Extract each line holding the word "JSON" from the entries.

[Items from an interface collection]
----------------

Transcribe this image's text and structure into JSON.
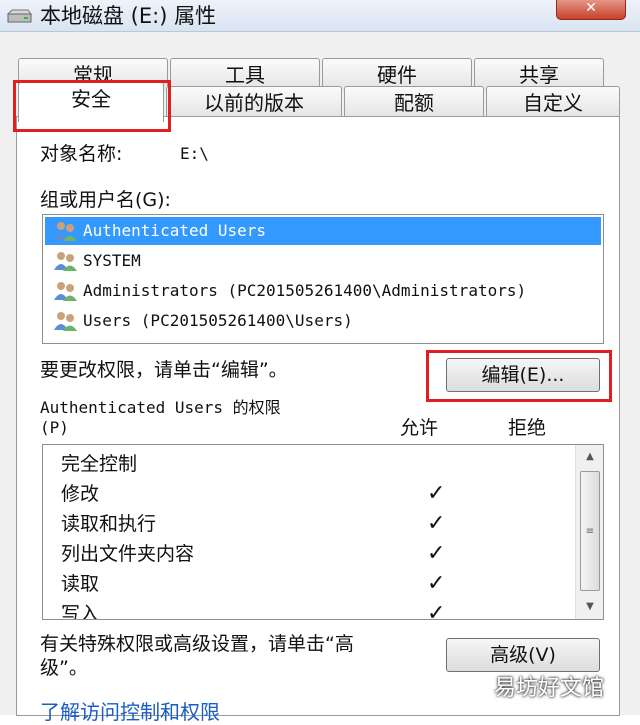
{
  "window": {
    "title": "本地磁盘 (E:) 属性",
    "close_label": "✕"
  },
  "tabs": {
    "row1": [
      "常规",
      "工具",
      "硬件",
      "共享"
    ],
    "row2": [
      "安全",
      "以前的版本",
      "配额",
      "自定义"
    ],
    "active": "安全"
  },
  "object": {
    "label": "对象名称:",
    "value": "E:\\"
  },
  "groups": {
    "label": "组或用户名(G):",
    "users": [
      {
        "name": "Authenticated Users",
        "selected": true
      },
      {
        "name": "SYSTEM",
        "selected": false
      },
      {
        "name": "Administrators (PC201505261400\\Administrators)",
        "selected": false
      },
      {
        "name": "Users (PC201505261400\\Users)",
        "selected": false
      }
    ]
  },
  "edit": {
    "hint": "要更改权限，请单击“编辑”。",
    "button_label": "编辑(E)..."
  },
  "permissions": {
    "title_line1": "Authenticated Users 的权限",
    "title_line2": "(P)",
    "allow_header": "允许",
    "deny_header": "拒绝",
    "rows": [
      {
        "name": "完全控制",
        "allow": ""
      },
      {
        "name": "修改",
        "allow": "✓"
      },
      {
        "name": "读取和执行",
        "allow": "✓"
      },
      {
        "name": "列出文件夹内容",
        "allow": "✓"
      },
      {
        "name": "读取",
        "allow": "✓"
      },
      {
        "name": "写入",
        "allow": "✓"
      }
    ]
  },
  "advanced": {
    "hint_line1": "有关特殊权限或高级设置，请单击“高",
    "hint_line2": "级”。",
    "button_label": "高级(V)"
  },
  "link": "了解访问控制和权限",
  "watermark": "易坊好文馆",
  "colors": {
    "selection": "#3399ff",
    "highlight_box": "#e02020",
    "link": "#1a5dc6"
  }
}
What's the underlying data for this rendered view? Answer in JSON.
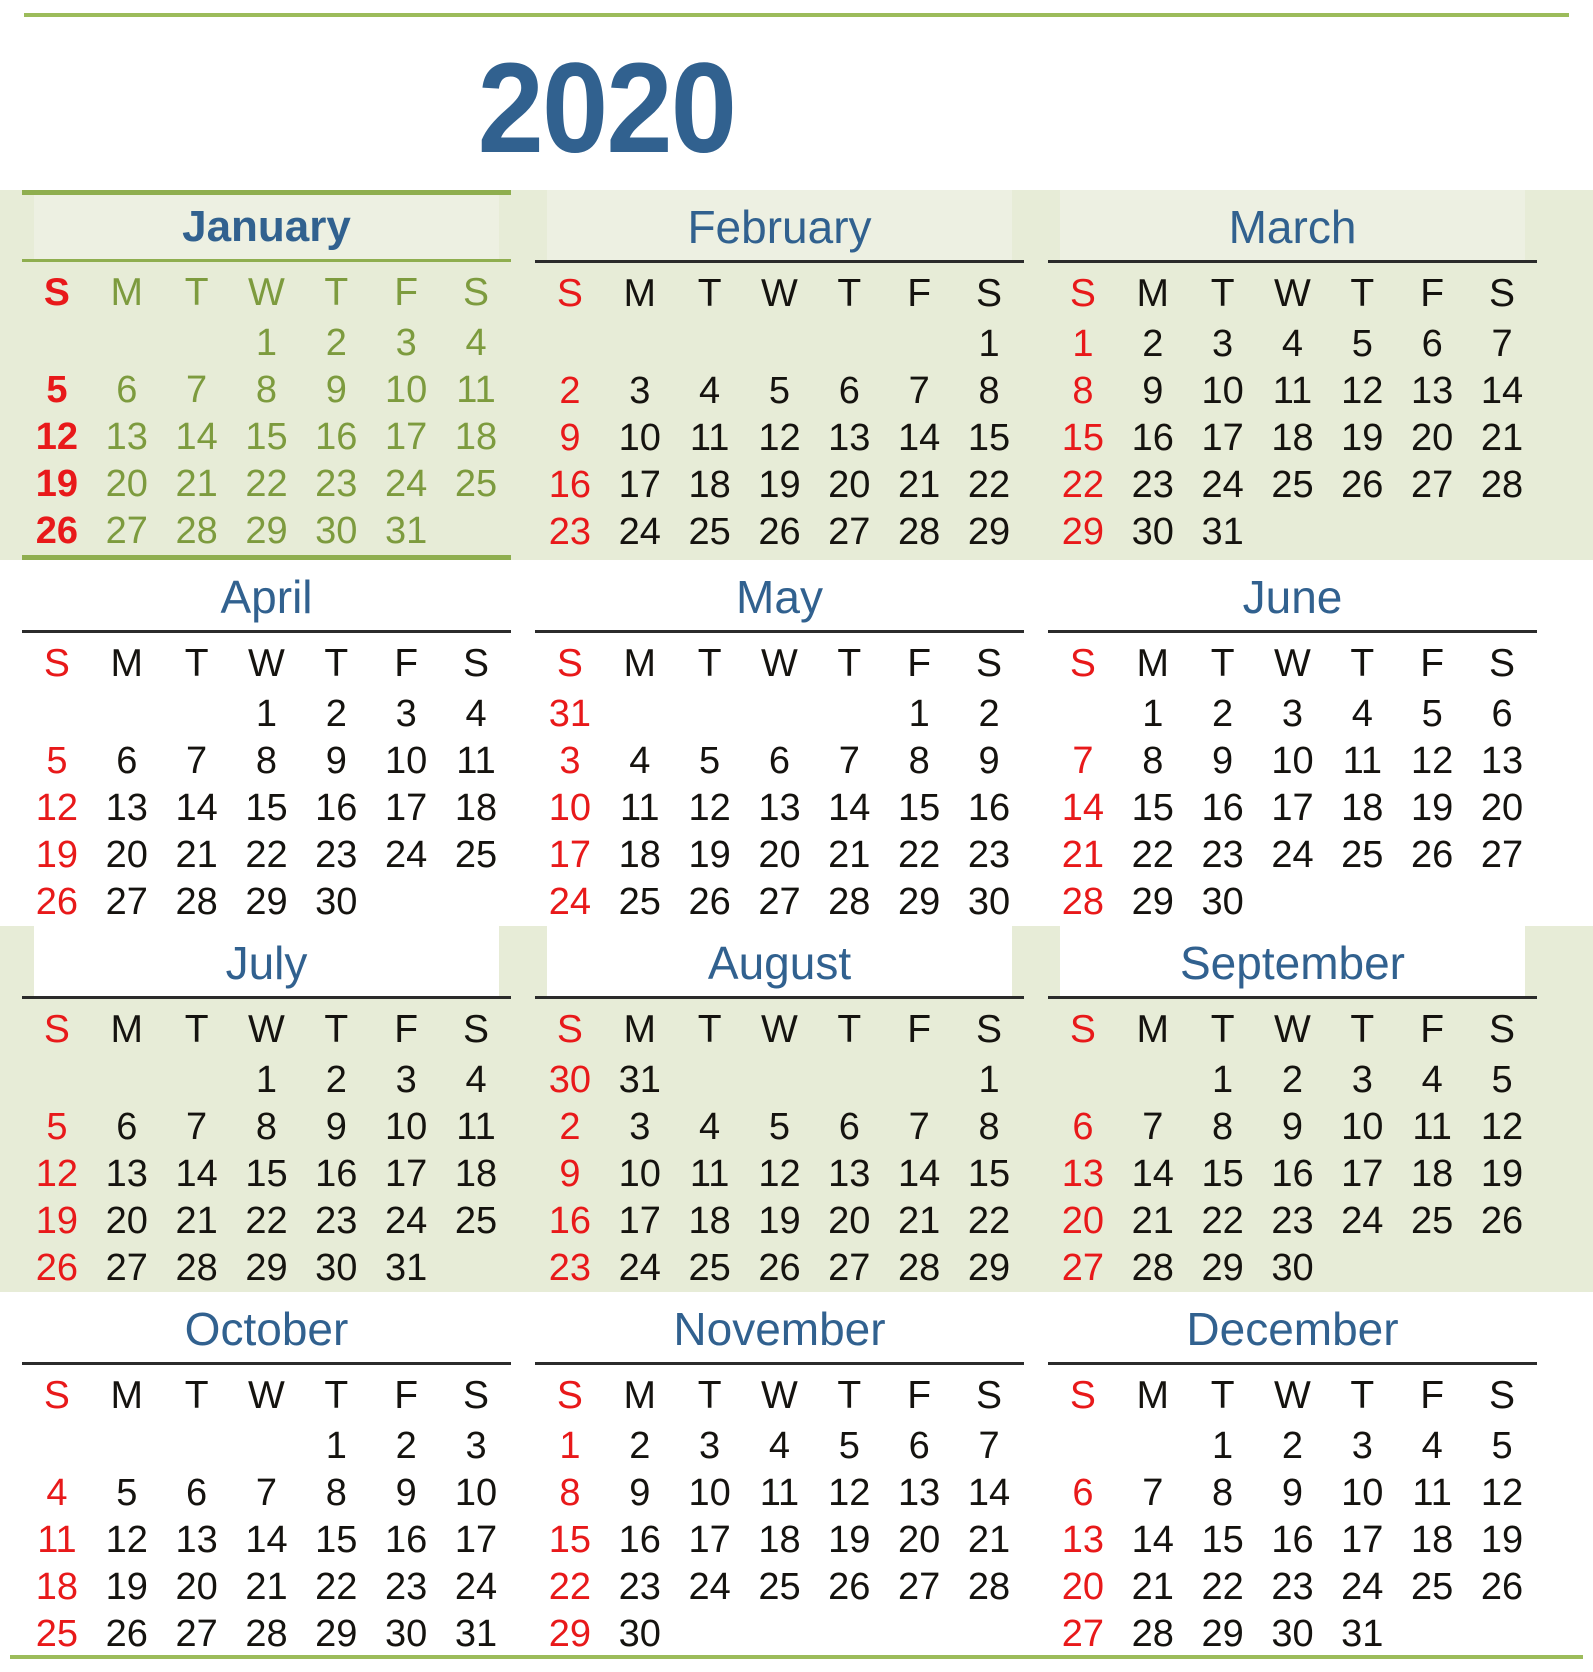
{
  "year_title": "2020",
  "accent_colors": {
    "rule_green": "#9cbc5b",
    "band_green": "#e7ecd7",
    "title_blue": "#31618f",
    "sunday_red": "#e8191a",
    "january_olive": "#7d9b3e"
  },
  "weekday_headers": [
    "S",
    "M",
    "T",
    "W",
    "T",
    "F",
    "S"
  ],
  "chart_data": {
    "type": "table",
    "title": "2020",
    "note": "Twelve-month year calendar grid, weeks start on Sunday"
  },
  "months": [
    {
      "name": "January",
      "weeks": [
        [
          "",
          "",
          "",
          "1",
          "2",
          "3",
          "4"
        ],
        [
          "5",
          "6",
          "7",
          "8",
          "9",
          "10",
          "11"
        ],
        [
          "12",
          "13",
          "14",
          "15",
          "16",
          "17",
          "18"
        ],
        [
          "19",
          "20",
          "21",
          "22",
          "23",
          "24",
          "25"
        ],
        [
          "26",
          "27",
          "28",
          "29",
          "30",
          "31",
          ""
        ]
      ]
    },
    {
      "name": "February",
      "weeks": [
        [
          "",
          "",
          "",
          "",
          "",
          "",
          "1"
        ],
        [
          "2",
          "3",
          "4",
          "5",
          "6",
          "7",
          "8"
        ],
        [
          "9",
          "10",
          "11",
          "12",
          "13",
          "14",
          "15"
        ],
        [
          "16",
          "17",
          "18",
          "19",
          "20",
          "21",
          "22"
        ],
        [
          "23",
          "24",
          "25",
          "26",
          "27",
          "28",
          "29"
        ]
      ]
    },
    {
      "name": "March",
      "weeks": [
        [
          "1",
          "2",
          "3",
          "4",
          "5",
          "6",
          "7"
        ],
        [
          "8",
          "9",
          "10",
          "11",
          "12",
          "13",
          "14"
        ],
        [
          "15",
          "16",
          "17",
          "18",
          "19",
          "20",
          "21"
        ],
        [
          "22",
          "23",
          "24",
          "25",
          "26",
          "27",
          "28"
        ],
        [
          "29",
          "30",
          "31",
          "",
          "",
          "",
          ""
        ]
      ]
    },
    {
      "name": "April",
      "weeks": [
        [
          "",
          "",
          "",
          "1",
          "2",
          "3",
          "4"
        ],
        [
          "5",
          "6",
          "7",
          "8",
          "9",
          "10",
          "11"
        ],
        [
          "12",
          "13",
          "14",
          "15",
          "16",
          "17",
          "18"
        ],
        [
          "19",
          "20",
          "21",
          "22",
          "23",
          "24",
          "25"
        ],
        [
          "26",
          "27",
          "28",
          "29",
          "30",
          "",
          ""
        ]
      ]
    },
    {
      "name": "May",
      "weeks": [
        [
          "31",
          "",
          "",
          "",
          "",
          "1",
          "2"
        ],
        [
          "3",
          "4",
          "5",
          "6",
          "7",
          "8",
          "9"
        ],
        [
          "10",
          "11",
          "12",
          "13",
          "14",
          "15",
          "16"
        ],
        [
          "17",
          "18",
          "19",
          "20",
          "21",
          "22",
          "23"
        ],
        [
          "24",
          "25",
          "26",
          "27",
          "28",
          "29",
          "30"
        ]
      ]
    },
    {
      "name": "June",
      "weeks": [
        [
          "",
          "1",
          "2",
          "3",
          "4",
          "5",
          "6"
        ],
        [
          "7",
          "8",
          "9",
          "10",
          "11",
          "12",
          "13"
        ],
        [
          "14",
          "15",
          "16",
          "17",
          "18",
          "19",
          "20"
        ],
        [
          "21",
          "22",
          "23",
          "24",
          "25",
          "26",
          "27"
        ],
        [
          "28",
          "29",
          "30",
          "",
          "",
          "",
          ""
        ]
      ]
    },
    {
      "name": "July",
      "weeks": [
        [
          "",
          "",
          "",
          "1",
          "2",
          "3",
          "4"
        ],
        [
          "5",
          "6",
          "7",
          "8",
          "9",
          "10",
          "11"
        ],
        [
          "12",
          "13",
          "14",
          "15",
          "16",
          "17",
          "18"
        ],
        [
          "19",
          "20",
          "21",
          "22",
          "23",
          "24",
          "25"
        ],
        [
          "26",
          "27",
          "28",
          "29",
          "30",
          "31",
          ""
        ]
      ]
    },
    {
      "name": "August",
      "weeks": [
        [
          "30",
          "31",
          "",
          "",
          "",
          "",
          "1"
        ],
        [
          "2",
          "3",
          "4",
          "5",
          "6",
          "7",
          "8"
        ],
        [
          "9",
          "10",
          "11",
          "12",
          "13",
          "14",
          "15"
        ],
        [
          "16",
          "17",
          "18",
          "19",
          "20",
          "21",
          "22"
        ],
        [
          "23",
          "24",
          "25",
          "26",
          "27",
          "28",
          "29"
        ]
      ]
    },
    {
      "name": "September",
      "weeks": [
        [
          "",
          "",
          "1",
          "2",
          "3",
          "4",
          "5"
        ],
        [
          "6",
          "7",
          "8",
          "9",
          "10",
          "11",
          "12"
        ],
        [
          "13",
          "14",
          "15",
          "16",
          "17",
          "18",
          "19"
        ],
        [
          "20",
          "21",
          "22",
          "23",
          "24",
          "25",
          "26"
        ],
        [
          "27",
          "28",
          "29",
          "30",
          "",
          "",
          ""
        ]
      ]
    },
    {
      "name": "October",
      "weeks": [
        [
          "",
          "",
          "",
          "",
          "1",
          "2",
          "3"
        ],
        [
          "4",
          "5",
          "6",
          "7",
          "8",
          "9",
          "10"
        ],
        [
          "11",
          "12",
          "13",
          "14",
          "15",
          "16",
          "17"
        ],
        [
          "18",
          "19",
          "20",
          "21",
          "22",
          "23",
          "24"
        ],
        [
          "25",
          "26",
          "27",
          "28",
          "29",
          "30",
          "31"
        ]
      ]
    },
    {
      "name": "November",
      "weeks": [
        [
          "1",
          "2",
          "3",
          "4",
          "5",
          "6",
          "7"
        ],
        [
          "8",
          "9",
          "10",
          "11",
          "12",
          "13",
          "14"
        ],
        [
          "15",
          "16",
          "17",
          "18",
          "19",
          "20",
          "21"
        ],
        [
          "22",
          "23",
          "24",
          "25",
          "26",
          "27",
          "28"
        ],
        [
          "29",
          "30",
          "",
          "",
          "",
          "",
          ""
        ]
      ]
    },
    {
      "name": "December",
      "weeks": [
        [
          "",
          "",
          "1",
          "2",
          "3",
          "4",
          "5"
        ],
        [
          "6",
          "7",
          "8",
          "9",
          "10",
          "11",
          "12"
        ],
        [
          "13",
          "14",
          "15",
          "16",
          "17",
          "18",
          "19"
        ],
        [
          "20",
          "21",
          "22",
          "23",
          "24",
          "25",
          "26"
        ],
        [
          "27",
          "28",
          "29",
          "30",
          "31",
          "",
          ""
        ]
      ]
    }
  ]
}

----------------

**Result of the task:**
Transcribe this image's text and structure into JSON.
What's the underlying data for this rendered view? Answer in JSON.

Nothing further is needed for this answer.